_EXERCISE DIRECTIONS_
You are asked to copy the entire listing exactly, apart from its pictures.

______________________________

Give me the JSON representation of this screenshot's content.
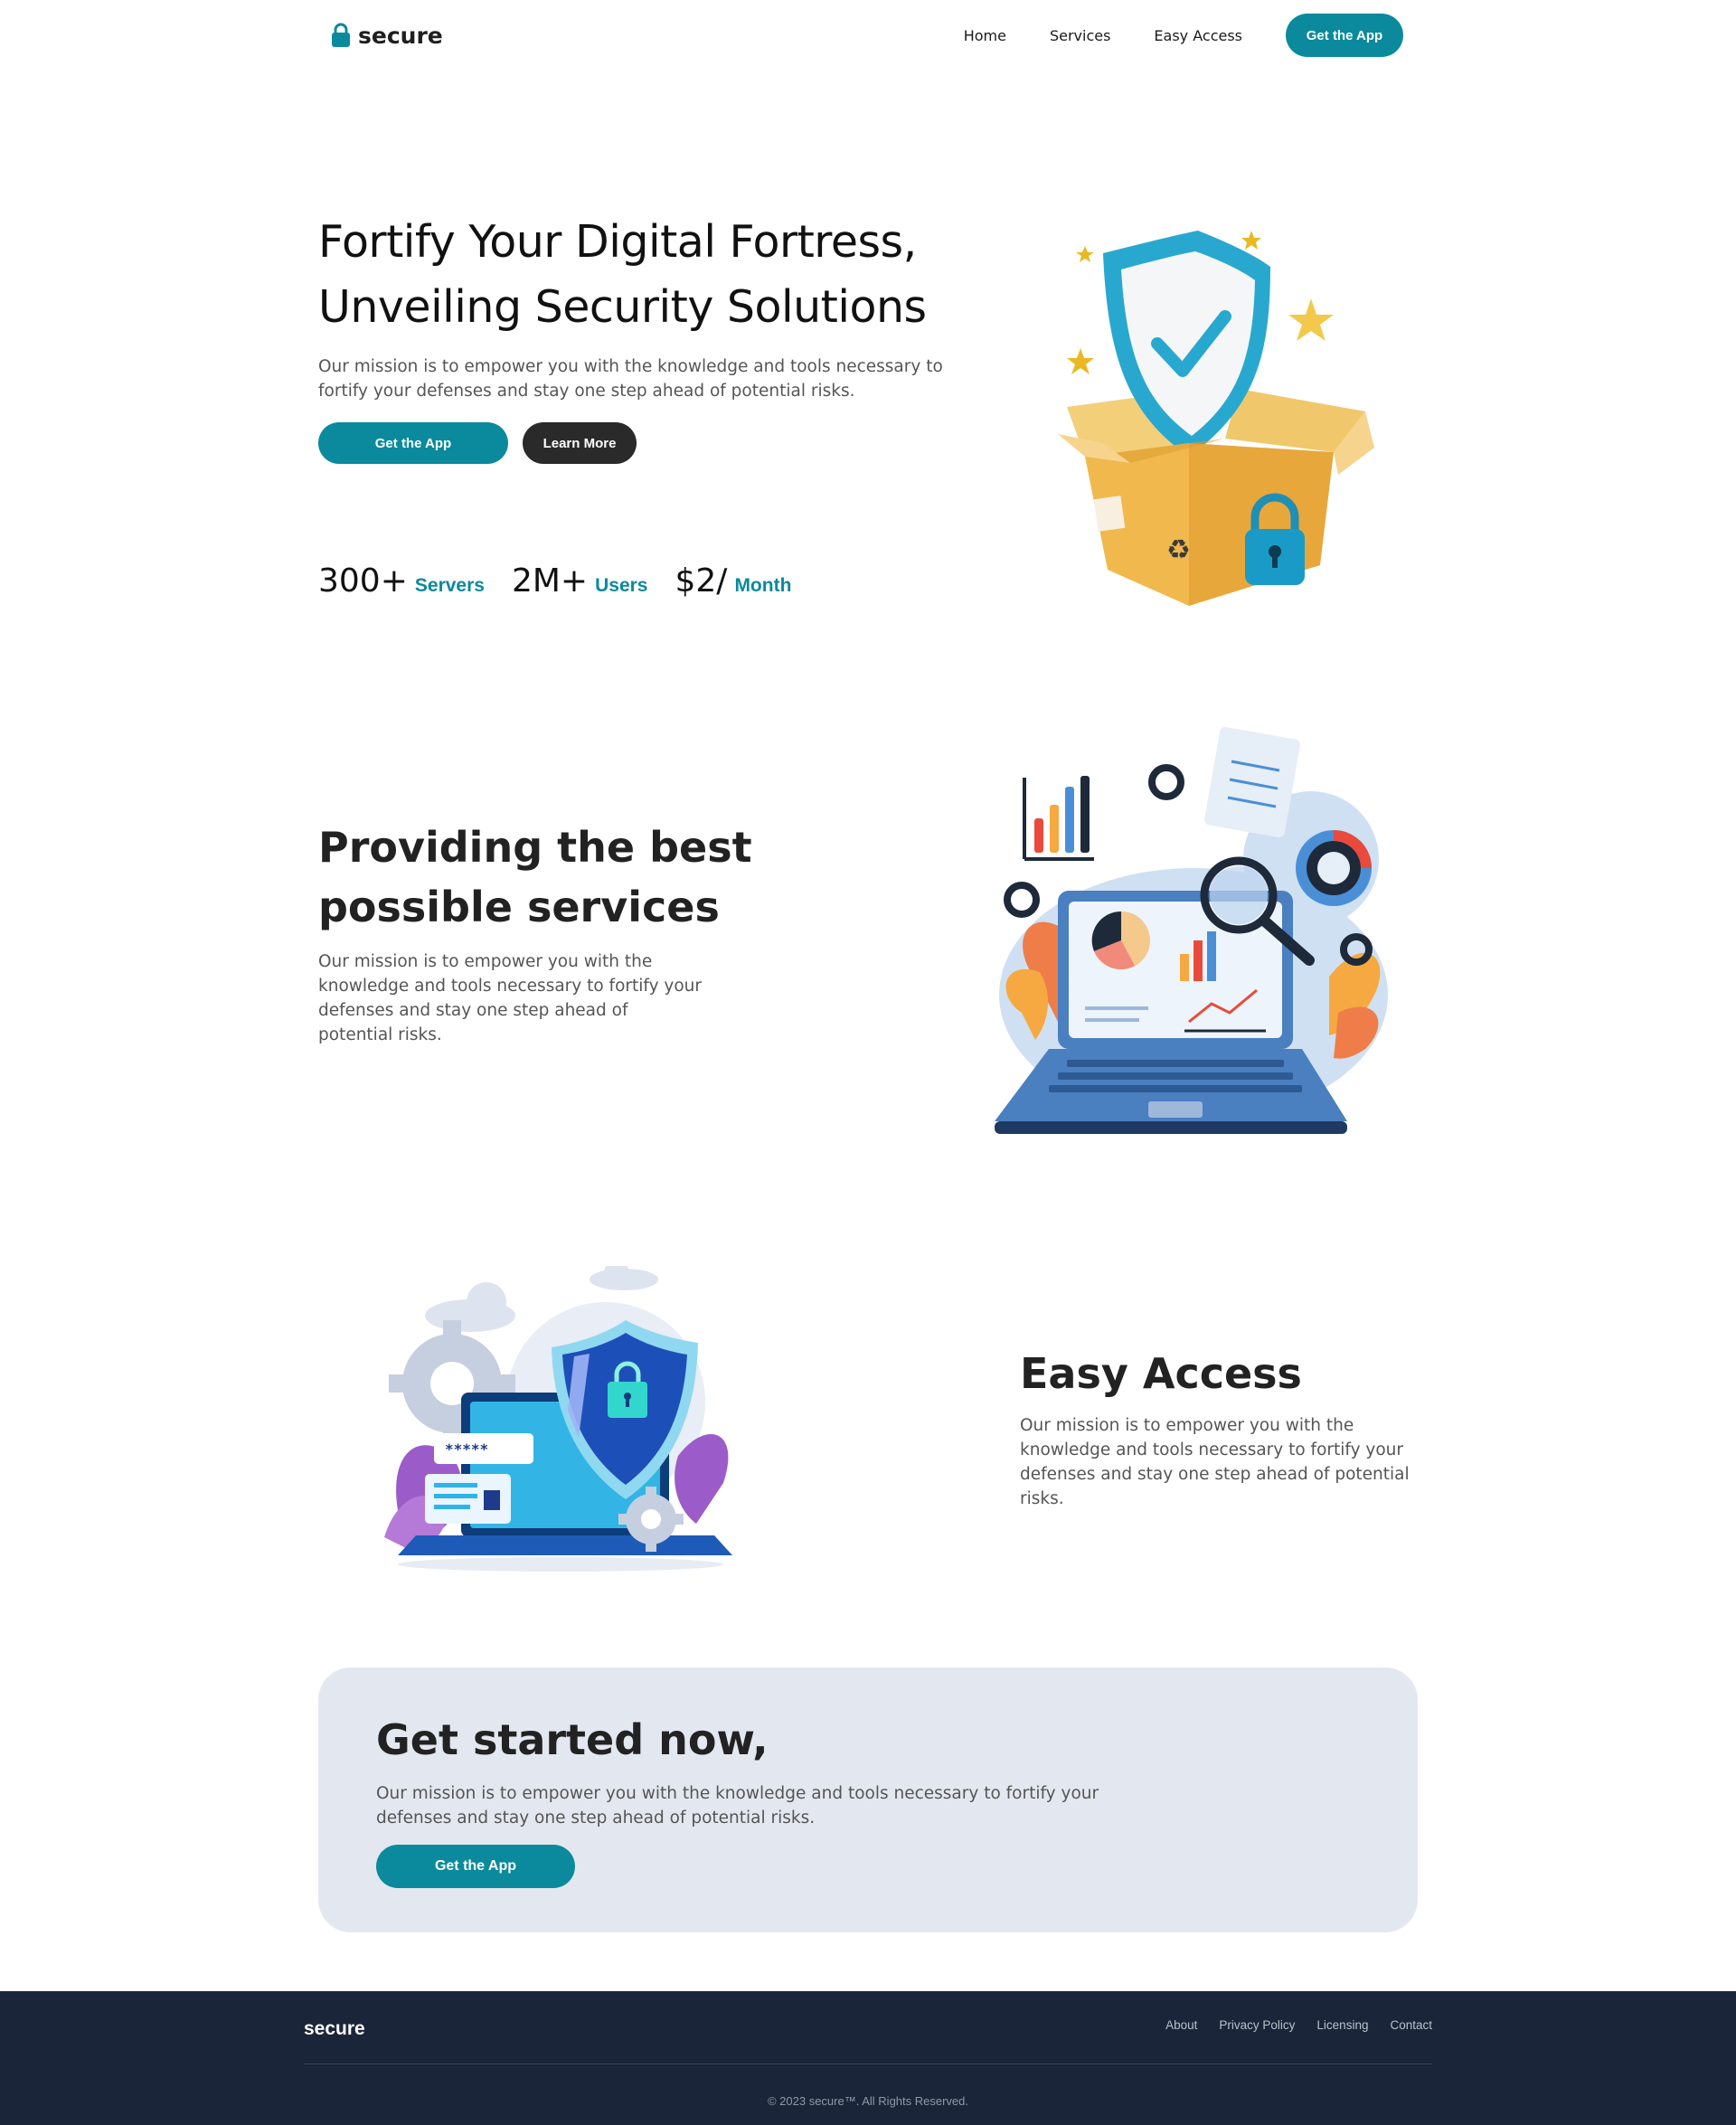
{
  "brand": {
    "name": "secure",
    "accent": "#0a8a9c",
    "dark": "#2a2a2a",
    "footer_bg": "#1b2539"
  },
  "nav": {
    "links": [
      {
        "label": "Home"
      },
      {
        "label": "Services"
      },
      {
        "label": "Easy Access"
      }
    ],
    "cta_label": "Get the App"
  },
  "hero": {
    "title_line1": "Fortify Your Digital Fortress,",
    "title_line2": "Unveiling Security Solutions",
    "description": "Our mission is to empower you with the knowledge and tools necessary to fortify your defenses and stay one step ahead of potential risks.",
    "primary_button": "Get the App",
    "secondary_button": "Learn More",
    "stats": [
      {
        "value": "300+",
        "label": "Servers"
      },
      {
        "value": "2M+",
        "label": "Users"
      },
      {
        "value": "$2/",
        "label": "Month"
      }
    ],
    "illustration_icon": "shield-box-icon"
  },
  "services": {
    "title_line1": "Providing the best",
    "title_line2": "possible services",
    "description": "Our mission is to empower you with the knowledge and tools necessary to fortify your defenses and stay one step ahead of potential risks.",
    "illustration_icon": "laptop-analytics-icon"
  },
  "easy_access": {
    "title": "Easy Access",
    "description": "Our mission is to empower you with the knowledge and tools necessary to fortify your defenses and stay one step ahead of potential risks.",
    "illustration_icon": "laptop-shield-icon"
  },
  "cta": {
    "title": "Get started now,",
    "description": "Our mission is to empower you with the knowledge and tools necessary to fortify your defenses and stay one step ahead of potential risks.",
    "button": "Get the App"
  },
  "footer": {
    "brand": "secure",
    "links": [
      {
        "label": "About"
      },
      {
        "label": "Privacy Policy"
      },
      {
        "label": "Licensing"
      },
      {
        "label": "Contact"
      }
    ],
    "copyright": "© 2023 secure™. All Rights Reserved."
  }
}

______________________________

_SOLUTION FOR THIS EXERCISE_
Give me the JSON representation of this screenshot's content.
{
  "brand": {
    "name": "secure",
    "accent": "#0a8a9c",
    "dark": "#2a2a2a",
    "footer_bg": "#1b2539"
  },
  "nav": {
    "links": [
      {
        "label": "Home"
      },
      {
        "label": "Services"
      },
      {
        "label": "Easy Access"
      }
    ],
    "cta_label": "Get the App"
  },
  "hero": {
    "title_line1": "Fortify Your Digital Fortress,",
    "title_line2": "Unveiling Security Solutions",
    "description": "Our mission is to empower you with the knowledge and tools necessary to fortify your defenses and stay one step ahead of potential risks.",
    "primary_button": "Get the App",
    "secondary_button": "Learn More",
    "stats": [
      {
        "value": "300+",
        "label": "Servers"
      },
      {
        "value": "2M+",
        "label": "Users"
      },
      {
        "value": "$2/",
        "label": "Month"
      }
    ],
    "illustration_icon": "shield-box-icon"
  },
  "services": {
    "title_line1": "Providing the best",
    "title_line2": "possible services",
    "description": "Our mission is to empower you with the knowledge and tools necessary to fortify your defenses and stay one step ahead of potential risks.",
    "illustration_icon": "laptop-analytics-icon"
  },
  "easy_access": {
    "title": "Easy Access",
    "description": "Our mission is to empower you with the knowledge and tools necessary to fortify your defenses and stay one step ahead of potential risks.",
    "illustration_icon": "laptop-shield-icon"
  },
  "cta": {
    "title": "Get started now,",
    "description": "Our mission is to empower you with the knowledge and tools necessary to fortify your defenses and stay one step ahead of potential risks.",
    "button": "Get the App"
  },
  "footer": {
    "brand": "secure",
    "links": [
      {
        "label": "About"
      },
      {
        "label": "Privacy Policy"
      },
      {
        "label": "Licensing"
      },
      {
        "label": "Contact"
      }
    ],
    "copyright": "© 2023 secure™. All Rights Reserved."
  }
}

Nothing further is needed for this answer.